[Data excerpts]

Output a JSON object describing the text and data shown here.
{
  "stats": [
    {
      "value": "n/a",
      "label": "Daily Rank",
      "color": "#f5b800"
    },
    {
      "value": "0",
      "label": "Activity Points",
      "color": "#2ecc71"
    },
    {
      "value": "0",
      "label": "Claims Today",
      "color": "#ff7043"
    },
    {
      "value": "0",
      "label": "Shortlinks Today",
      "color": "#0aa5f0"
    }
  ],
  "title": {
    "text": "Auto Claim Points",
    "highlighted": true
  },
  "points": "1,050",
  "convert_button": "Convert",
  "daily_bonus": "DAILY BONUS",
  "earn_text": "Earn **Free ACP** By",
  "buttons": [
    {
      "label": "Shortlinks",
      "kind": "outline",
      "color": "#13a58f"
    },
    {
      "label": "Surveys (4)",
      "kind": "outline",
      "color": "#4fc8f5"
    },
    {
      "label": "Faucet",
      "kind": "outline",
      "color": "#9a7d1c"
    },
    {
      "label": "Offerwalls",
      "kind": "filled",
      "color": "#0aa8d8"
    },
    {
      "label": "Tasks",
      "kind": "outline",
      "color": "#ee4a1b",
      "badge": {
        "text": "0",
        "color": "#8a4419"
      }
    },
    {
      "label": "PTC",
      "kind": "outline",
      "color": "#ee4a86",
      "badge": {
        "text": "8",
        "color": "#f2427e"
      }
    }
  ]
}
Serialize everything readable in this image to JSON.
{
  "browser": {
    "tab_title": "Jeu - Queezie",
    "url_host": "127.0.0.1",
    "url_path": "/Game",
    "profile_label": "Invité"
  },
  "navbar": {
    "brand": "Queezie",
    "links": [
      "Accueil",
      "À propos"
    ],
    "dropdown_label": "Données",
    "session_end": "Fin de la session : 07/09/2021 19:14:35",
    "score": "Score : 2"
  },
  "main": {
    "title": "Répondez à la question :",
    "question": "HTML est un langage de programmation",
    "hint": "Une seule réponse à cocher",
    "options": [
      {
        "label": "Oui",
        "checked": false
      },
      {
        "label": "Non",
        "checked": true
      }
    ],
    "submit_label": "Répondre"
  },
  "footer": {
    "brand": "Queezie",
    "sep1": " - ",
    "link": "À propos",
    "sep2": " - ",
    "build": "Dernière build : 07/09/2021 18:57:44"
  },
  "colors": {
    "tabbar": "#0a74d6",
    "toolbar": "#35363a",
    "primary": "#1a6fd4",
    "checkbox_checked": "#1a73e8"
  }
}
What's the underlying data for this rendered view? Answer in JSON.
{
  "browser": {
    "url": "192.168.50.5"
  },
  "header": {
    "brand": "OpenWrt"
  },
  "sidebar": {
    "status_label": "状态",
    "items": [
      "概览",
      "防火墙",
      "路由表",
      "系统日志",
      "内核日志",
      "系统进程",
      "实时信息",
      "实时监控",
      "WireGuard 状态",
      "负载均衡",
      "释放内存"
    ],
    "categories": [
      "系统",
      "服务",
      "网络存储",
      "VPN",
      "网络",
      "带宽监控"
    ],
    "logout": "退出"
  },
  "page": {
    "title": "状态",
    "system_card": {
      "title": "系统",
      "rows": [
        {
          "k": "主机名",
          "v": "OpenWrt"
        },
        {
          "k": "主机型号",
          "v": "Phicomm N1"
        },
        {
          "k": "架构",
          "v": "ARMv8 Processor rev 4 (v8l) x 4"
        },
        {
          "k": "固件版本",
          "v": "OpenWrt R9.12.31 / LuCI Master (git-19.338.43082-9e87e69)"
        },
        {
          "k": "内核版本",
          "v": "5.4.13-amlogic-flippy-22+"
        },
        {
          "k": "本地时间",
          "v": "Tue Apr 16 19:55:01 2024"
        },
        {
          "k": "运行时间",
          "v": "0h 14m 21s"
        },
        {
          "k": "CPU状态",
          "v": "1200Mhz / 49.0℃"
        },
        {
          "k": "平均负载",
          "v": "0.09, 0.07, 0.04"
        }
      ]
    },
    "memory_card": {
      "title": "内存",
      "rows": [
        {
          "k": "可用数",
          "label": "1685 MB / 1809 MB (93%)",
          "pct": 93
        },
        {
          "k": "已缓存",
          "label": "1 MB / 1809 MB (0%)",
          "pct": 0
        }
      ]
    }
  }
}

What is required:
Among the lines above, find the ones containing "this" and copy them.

Response box:
Serialize everything readable in this image to JSON.
What's the underlying data for this rendered view? Answer in JSON.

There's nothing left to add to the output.